[Data records]
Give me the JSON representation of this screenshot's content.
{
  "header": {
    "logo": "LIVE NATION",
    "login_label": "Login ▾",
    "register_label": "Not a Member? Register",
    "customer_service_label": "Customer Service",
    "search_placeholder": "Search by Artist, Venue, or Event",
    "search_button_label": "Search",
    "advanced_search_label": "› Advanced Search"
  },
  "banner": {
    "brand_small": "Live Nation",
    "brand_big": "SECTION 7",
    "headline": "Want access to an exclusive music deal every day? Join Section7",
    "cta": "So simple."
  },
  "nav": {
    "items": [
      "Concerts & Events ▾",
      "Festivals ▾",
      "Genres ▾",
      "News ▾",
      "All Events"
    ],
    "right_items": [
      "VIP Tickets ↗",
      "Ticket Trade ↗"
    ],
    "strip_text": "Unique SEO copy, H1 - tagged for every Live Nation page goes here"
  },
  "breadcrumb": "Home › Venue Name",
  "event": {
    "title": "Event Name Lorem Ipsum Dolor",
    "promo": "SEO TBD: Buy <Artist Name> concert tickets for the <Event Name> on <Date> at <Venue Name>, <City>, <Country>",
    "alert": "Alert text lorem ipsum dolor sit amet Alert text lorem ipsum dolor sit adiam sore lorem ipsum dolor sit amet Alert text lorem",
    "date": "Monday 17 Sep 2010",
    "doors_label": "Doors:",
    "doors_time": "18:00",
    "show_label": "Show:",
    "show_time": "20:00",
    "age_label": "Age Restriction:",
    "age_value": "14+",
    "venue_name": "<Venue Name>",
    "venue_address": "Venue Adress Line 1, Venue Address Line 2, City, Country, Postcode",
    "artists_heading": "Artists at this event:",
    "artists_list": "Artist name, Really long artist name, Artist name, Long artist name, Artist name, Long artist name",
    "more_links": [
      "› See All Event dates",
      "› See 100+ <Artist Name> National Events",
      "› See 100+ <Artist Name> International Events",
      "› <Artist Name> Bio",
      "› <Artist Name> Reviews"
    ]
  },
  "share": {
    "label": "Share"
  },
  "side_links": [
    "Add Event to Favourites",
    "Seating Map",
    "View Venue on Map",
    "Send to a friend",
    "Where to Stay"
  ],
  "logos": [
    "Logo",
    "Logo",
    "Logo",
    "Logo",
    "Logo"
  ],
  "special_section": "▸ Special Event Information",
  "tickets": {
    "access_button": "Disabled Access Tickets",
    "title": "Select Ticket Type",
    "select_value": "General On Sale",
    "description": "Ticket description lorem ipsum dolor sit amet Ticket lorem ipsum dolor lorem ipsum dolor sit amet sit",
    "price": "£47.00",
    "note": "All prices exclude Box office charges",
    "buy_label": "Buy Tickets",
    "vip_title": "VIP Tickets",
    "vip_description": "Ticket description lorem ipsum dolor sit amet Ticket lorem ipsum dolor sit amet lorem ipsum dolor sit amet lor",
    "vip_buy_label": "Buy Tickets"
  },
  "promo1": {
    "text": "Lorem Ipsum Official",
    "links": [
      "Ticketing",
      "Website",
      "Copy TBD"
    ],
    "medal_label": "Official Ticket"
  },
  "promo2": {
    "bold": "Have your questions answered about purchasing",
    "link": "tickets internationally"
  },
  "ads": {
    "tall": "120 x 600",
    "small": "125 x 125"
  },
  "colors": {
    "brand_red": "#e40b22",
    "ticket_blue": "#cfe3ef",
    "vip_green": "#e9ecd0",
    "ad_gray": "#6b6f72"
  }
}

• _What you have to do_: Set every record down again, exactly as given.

• _Written response_:
Give me the JSON representation of this screenshot's content.
{
  "header": {
    "logo": "LIVE NATION",
    "login_label": "Login ▾",
    "register_label": "Not a Member? Register",
    "customer_service_label": "Customer Service",
    "search_placeholder": "Search by Artist, Venue, or Event",
    "search_button_label": "Search",
    "advanced_search_label": "› Advanced Search"
  },
  "banner": {
    "brand_small": "Live Nation",
    "brand_big": "SECTION 7",
    "headline": "Want access to an exclusive music deal every day? Join Section7",
    "cta": "So simple."
  },
  "nav": {
    "items": [
      "Concerts & Events ▾",
      "Festivals ▾",
      "Genres ▾",
      "News ▾",
      "All Events"
    ],
    "right_items": [
      "VIP Tickets ↗",
      "Ticket Trade ↗"
    ],
    "strip_text": "Unique SEO copy, H1 - tagged for every Live Nation page goes here"
  },
  "breadcrumb": "Home › Venue Name",
  "event": {
    "title": "Event Name Lorem Ipsum Dolor",
    "promo": "SEO TBD: Buy <Artist Name> concert tickets for the <Event Name> on <Date> at <Venue Name>, <City>, <Country>",
    "alert": "Alert text lorem ipsum dolor sit amet Alert text lorem ipsum dolor sit adiam sore lorem ipsum dolor sit amet Alert text lorem",
    "date": "Monday 17 Sep 2010",
    "doors_label": "Doors:",
    "doors_time": "18:00",
    "show_label": "Show:",
    "show_time": "20:00",
    "age_label": "Age Restriction:",
    "age_value": "14+",
    "venue_name": "<Venue Name>",
    "venue_address": "Venue Adress Line 1, Venue Address Line 2, City, Country, Postcode",
    "artists_heading": "Artists at this event:",
    "artists_list": "Artist name, Really long artist name, Artist name, Long artist name, Artist name, Long artist name",
    "more_links": [
      "› See All Event dates",
      "› See 100+ <Artist Name> National Events",
      "› See 100+ <Artist Name> International Events",
      "› <Artist Name> Bio",
      "› <Artist Name> Reviews"
    ]
  },
  "share": {
    "label": "Share"
  },
  "side_links": [
    "Add Event to Favourites",
    "Seating Map",
    "View Venue on Map",
    "Send to a friend",
    "Where to Stay"
  ],
  "logos": [
    "Logo",
    "Logo",
    "Logo",
    "Logo",
    "Logo"
  ],
  "special_section": "▸ Special Event Information",
  "tickets": {
    "access_button": "Disabled Access Tickets",
    "title": "Select Ticket Type",
    "select_value": "General On Sale",
    "description": "Ticket description lorem ipsum dolor sit amet Ticket lorem ipsum dolor lorem ipsum dolor sit amet sit",
    "price": "£47.00",
    "note": "All prices exclude Box office charges",
    "buy_label": "Buy Tickets",
    "vip_title": "VIP Tickets",
    "vip_description": "Ticket description lorem ipsum dolor sit amet Ticket lorem ipsum dolor sit amet lorem ipsum dolor sit amet lor",
    "vip_buy_label": "Buy Tickets"
  },
  "promo1": {
    "text": "Lorem Ipsum Official",
    "links": [
      "Ticketing",
      "Website",
      "Copy TBD"
    ],
    "medal_label": "Official Ticket"
  },
  "promo2": {
    "bold": "Have your questions answered about purchasing",
    "link": "tickets internationally"
  },
  "ads": {
    "tall": "120 x 600",
    "small": "125 x 125"
  },
  "colors": {
    "brand_red": "#e40b22",
    "ticket_blue": "#cfe3ef",
    "vip_green": "#e9ecd0",
    "ad_gray": "#6b6f72"
  }
}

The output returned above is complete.